Tina Hernandez, the chief academic officer for Lighthouse Community Public Schools, which operates two schools in East Oakland, said that Oakland Undivided has given parents an opportunity to be more involved in their children’s education, since they can now log into the online learning platforms themselves and see their student’s tasks. The pandemic also forced the schools to re-evaluate the way they screen for learning disabilities. Over the past year, Lighthouse has worked with the NAACP to use software to conduct virtual screenings for dyslexia virtually, instead of having students sit side-by-side with an adult, they way they traditionally did it, Hernandez said.
“I don’t know if we would have discovered that before, or even been excited about it before, because we want to sit with every kid and figure out what they know. So we found ways to do that online,” she added.
At Bay Area Technology School, where prior to the pandemic, students already used digital learning software like iReady in class to complement their teachers’ instruction, Oakland Undivided provided laptops for students to take home, allowing them to keep up with their studies online. The flexibility afforded by distance learning also resulted in greater student participation. The East Oakland school had an average daily attendance rate of 95% this year, which superintendent Seth Feldman owed to the distance learning schedule.
For example, if a student missed the bus to school prior to school closures, they could miss an entire day of school, whereas with distance learning, if a student had a setback in the morning, they could still log in from wherever they were, Feldman added.
While school leaders would like to continue to offer a hybrid mode of instruction, the charter school may not be able to because BayTech’s charter doesn’t include hybrid instruction. In order to amend the charter, the school would have to go before the OUSD board of education and get it approved, which wouldn’t be possible before school starts. The decision would also likely be affected by board politics around charter schools.
“This should be the new model of education,” Feldman said. “Although we’ve learned a lot and groups of kids have done better, we may have to drop some of this.”
Young, the executive director of The Oakland Reach, echoed Feldman’s sentiments about not returning to the same style of education that schools had before COVID. Particularly in light of rising cases of the Delta variant of COVID-19, Young emphasized that the pandemic isn’t over yet, and technology use should continue to be expanded and supported in schools.
“There could be a world where school gets shut down again in some way, shape or form,” she said. “(Technology) is an important way to build infrastructure and invest in the people, and build the strength of the city.

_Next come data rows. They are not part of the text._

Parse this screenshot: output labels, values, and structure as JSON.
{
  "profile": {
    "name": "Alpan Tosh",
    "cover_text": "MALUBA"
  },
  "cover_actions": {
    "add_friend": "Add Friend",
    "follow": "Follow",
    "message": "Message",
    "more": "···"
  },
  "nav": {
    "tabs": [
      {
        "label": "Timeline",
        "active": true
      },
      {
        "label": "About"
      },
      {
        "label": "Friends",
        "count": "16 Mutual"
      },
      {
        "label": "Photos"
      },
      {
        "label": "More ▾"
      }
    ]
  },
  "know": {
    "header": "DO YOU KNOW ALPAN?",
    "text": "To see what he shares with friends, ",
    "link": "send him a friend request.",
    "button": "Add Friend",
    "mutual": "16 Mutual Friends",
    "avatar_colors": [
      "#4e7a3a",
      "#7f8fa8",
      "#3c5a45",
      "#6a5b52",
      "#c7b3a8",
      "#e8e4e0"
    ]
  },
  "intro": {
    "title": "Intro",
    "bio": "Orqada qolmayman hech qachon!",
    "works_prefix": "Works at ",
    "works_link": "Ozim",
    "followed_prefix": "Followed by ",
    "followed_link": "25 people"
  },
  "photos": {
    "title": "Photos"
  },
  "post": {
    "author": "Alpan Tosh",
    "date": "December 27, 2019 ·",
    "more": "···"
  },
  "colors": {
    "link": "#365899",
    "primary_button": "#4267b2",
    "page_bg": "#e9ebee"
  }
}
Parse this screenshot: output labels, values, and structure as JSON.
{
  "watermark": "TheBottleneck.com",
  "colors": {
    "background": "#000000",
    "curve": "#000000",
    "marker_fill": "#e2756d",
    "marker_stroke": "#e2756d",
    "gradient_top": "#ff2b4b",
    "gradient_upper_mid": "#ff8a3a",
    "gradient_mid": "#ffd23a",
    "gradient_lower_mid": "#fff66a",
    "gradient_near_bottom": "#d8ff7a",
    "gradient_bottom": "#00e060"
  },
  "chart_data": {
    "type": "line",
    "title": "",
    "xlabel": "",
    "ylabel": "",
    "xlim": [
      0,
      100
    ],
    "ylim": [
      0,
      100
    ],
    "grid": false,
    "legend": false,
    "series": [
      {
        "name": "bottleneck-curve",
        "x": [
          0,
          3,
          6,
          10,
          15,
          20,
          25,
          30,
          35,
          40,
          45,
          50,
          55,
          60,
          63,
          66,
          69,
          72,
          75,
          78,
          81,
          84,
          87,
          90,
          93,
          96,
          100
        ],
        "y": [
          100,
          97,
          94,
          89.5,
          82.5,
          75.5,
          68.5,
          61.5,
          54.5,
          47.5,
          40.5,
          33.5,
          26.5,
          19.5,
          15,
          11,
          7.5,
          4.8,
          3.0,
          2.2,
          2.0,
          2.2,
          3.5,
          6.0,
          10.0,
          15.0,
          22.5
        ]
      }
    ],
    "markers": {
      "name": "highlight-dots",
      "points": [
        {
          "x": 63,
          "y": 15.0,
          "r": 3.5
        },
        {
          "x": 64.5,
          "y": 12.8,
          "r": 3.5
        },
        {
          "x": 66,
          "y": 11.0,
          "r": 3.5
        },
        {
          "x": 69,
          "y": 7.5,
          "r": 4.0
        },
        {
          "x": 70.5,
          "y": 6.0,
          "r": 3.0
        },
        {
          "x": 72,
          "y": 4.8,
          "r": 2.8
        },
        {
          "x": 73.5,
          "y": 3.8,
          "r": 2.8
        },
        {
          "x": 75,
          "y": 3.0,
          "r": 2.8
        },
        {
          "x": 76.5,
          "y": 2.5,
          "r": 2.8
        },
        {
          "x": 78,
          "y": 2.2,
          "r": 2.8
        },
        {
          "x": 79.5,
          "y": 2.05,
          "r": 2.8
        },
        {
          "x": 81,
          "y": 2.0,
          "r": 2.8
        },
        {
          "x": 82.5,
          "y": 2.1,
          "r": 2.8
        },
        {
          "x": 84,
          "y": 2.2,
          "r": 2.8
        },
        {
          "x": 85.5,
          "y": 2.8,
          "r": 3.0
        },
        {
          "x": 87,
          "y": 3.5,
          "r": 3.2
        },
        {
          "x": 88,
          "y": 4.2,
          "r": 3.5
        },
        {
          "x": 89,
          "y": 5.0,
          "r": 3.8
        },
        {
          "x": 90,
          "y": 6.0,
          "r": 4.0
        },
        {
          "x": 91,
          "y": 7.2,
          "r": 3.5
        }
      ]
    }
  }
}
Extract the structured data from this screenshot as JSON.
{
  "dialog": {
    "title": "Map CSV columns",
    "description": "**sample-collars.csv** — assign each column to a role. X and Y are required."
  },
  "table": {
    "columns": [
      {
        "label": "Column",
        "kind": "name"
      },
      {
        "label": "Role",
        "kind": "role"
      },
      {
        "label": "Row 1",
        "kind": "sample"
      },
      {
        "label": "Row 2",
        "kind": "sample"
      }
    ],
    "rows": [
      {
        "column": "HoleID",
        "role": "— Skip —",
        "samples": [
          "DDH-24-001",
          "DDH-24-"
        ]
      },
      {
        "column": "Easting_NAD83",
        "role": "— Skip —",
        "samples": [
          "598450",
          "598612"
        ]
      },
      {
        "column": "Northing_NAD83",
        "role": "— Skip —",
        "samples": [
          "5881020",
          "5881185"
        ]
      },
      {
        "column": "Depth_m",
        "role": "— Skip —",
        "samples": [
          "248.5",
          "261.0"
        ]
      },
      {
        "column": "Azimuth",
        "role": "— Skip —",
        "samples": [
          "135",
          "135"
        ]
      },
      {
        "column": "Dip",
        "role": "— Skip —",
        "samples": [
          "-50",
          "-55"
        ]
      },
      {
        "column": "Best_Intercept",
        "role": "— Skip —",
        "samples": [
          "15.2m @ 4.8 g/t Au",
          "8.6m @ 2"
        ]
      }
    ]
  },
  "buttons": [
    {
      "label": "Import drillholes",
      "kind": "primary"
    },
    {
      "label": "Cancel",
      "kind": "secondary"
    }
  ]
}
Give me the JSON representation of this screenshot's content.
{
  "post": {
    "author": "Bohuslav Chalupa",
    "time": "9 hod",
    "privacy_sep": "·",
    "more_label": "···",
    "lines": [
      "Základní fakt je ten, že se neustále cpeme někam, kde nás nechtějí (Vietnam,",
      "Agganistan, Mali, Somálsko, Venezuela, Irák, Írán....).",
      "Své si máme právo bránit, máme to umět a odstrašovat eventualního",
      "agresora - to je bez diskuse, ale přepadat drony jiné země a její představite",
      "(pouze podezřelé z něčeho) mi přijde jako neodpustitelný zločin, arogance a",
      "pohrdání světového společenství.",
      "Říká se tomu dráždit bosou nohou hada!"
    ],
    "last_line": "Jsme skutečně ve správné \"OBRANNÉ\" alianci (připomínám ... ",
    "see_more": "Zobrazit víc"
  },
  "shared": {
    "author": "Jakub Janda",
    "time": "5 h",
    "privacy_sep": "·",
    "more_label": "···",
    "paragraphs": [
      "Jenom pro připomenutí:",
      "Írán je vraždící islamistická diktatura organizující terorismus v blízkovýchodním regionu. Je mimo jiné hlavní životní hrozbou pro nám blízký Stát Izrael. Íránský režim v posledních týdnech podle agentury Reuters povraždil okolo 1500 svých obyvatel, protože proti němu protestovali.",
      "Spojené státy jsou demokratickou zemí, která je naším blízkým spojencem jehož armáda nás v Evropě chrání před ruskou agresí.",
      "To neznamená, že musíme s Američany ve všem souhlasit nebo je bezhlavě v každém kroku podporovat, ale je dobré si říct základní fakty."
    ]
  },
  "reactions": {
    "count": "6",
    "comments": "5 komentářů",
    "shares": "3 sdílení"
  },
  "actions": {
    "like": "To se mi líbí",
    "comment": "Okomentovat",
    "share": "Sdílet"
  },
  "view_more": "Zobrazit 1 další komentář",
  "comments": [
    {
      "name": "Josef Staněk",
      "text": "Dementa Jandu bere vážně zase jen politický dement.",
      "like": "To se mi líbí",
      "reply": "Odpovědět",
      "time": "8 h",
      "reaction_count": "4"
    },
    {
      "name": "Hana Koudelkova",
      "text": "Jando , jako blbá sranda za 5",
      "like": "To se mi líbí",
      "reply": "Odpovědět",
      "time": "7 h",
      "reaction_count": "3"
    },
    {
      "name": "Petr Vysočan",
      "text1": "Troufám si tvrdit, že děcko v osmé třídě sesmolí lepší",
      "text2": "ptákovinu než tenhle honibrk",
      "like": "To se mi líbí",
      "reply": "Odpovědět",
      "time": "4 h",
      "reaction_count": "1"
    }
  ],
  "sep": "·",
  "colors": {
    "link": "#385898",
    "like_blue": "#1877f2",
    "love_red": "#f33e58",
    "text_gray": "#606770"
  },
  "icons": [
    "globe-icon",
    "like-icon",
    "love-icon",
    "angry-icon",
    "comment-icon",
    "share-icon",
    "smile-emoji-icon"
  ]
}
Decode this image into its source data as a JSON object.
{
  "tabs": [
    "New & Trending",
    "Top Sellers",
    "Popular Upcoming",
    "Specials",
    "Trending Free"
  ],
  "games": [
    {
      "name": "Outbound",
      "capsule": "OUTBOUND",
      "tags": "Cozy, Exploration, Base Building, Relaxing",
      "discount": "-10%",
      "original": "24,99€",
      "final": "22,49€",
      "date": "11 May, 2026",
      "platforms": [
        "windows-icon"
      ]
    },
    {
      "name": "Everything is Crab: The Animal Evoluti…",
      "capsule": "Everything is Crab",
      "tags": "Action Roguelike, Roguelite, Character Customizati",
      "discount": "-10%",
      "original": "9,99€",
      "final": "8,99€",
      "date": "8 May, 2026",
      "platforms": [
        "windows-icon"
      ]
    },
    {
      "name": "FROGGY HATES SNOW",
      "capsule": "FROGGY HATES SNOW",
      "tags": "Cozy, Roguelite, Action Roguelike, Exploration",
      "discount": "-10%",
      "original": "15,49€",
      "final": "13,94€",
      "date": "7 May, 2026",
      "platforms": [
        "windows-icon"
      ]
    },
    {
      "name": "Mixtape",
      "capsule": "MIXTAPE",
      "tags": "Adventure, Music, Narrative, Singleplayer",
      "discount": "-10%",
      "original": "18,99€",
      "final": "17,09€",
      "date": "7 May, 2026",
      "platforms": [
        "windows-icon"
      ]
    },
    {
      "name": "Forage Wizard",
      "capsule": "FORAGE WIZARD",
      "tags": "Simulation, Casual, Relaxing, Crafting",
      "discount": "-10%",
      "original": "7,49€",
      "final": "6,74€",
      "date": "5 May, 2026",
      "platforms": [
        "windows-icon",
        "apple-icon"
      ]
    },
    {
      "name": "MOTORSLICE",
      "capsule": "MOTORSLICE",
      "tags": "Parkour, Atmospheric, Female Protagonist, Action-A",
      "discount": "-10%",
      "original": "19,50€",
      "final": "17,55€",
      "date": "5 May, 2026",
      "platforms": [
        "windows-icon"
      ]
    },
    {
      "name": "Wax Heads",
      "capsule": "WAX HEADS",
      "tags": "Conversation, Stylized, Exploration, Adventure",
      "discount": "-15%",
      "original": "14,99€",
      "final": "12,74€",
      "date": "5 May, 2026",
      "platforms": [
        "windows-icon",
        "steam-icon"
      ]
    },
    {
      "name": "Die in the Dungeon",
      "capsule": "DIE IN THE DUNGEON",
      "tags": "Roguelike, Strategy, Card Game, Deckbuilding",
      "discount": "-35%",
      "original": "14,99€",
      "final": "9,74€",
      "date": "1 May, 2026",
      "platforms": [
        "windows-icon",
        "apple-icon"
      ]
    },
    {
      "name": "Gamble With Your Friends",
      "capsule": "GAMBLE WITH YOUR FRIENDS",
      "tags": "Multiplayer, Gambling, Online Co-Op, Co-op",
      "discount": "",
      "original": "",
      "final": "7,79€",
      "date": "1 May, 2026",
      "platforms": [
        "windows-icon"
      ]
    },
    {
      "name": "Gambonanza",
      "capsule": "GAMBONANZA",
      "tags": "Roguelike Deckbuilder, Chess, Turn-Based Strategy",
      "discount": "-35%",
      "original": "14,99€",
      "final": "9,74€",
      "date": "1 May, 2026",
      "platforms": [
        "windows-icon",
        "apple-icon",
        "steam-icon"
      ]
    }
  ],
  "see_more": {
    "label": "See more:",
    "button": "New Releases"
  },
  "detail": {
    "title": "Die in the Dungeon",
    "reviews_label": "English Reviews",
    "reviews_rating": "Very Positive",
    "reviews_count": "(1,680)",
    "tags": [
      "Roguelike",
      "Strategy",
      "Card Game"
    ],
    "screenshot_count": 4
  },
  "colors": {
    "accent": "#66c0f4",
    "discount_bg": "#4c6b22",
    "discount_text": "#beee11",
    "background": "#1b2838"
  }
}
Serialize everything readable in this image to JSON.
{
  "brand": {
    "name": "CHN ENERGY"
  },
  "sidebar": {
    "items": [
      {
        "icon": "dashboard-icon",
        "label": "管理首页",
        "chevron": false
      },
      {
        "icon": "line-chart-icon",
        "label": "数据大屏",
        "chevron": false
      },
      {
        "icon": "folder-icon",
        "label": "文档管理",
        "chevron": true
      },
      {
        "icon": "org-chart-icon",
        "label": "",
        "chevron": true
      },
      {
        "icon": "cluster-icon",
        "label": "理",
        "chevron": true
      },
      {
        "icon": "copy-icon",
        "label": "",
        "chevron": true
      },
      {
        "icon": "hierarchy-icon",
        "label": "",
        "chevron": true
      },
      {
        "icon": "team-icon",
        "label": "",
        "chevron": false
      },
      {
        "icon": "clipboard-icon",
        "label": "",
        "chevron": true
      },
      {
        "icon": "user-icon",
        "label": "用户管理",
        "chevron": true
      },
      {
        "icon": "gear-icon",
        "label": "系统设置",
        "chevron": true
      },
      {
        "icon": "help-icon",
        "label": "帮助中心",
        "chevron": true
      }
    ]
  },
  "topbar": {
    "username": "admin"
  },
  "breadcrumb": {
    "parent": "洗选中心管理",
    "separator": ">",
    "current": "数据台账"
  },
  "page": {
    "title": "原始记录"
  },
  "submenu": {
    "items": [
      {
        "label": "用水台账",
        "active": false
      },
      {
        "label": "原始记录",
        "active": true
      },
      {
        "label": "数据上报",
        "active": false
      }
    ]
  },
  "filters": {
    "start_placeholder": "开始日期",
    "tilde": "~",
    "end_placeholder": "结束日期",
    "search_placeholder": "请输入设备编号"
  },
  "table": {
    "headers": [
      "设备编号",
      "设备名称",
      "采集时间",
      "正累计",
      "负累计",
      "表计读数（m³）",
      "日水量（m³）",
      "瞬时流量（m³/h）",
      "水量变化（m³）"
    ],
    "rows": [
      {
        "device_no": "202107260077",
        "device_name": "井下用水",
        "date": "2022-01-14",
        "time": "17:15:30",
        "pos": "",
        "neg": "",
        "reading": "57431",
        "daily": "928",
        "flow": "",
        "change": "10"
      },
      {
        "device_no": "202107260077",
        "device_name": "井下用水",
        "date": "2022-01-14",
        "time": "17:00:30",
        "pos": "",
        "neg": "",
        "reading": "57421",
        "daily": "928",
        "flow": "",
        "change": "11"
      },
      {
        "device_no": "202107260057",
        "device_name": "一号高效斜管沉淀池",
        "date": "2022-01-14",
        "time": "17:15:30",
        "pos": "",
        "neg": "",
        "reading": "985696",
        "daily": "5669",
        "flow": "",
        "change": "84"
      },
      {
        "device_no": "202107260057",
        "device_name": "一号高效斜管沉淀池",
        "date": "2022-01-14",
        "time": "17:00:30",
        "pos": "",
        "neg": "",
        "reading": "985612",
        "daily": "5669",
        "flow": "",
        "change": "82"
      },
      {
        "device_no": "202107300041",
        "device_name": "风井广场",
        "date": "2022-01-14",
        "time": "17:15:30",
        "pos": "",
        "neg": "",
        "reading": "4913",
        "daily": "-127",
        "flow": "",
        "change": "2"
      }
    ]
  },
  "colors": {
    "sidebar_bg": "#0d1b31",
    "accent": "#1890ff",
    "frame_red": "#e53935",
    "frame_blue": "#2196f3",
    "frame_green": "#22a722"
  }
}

Now that we’ve learned it was such a big gap for us, and we’ve made a lot of headway with it, this isn’t the time to ramp down, this is the time to ramp up.”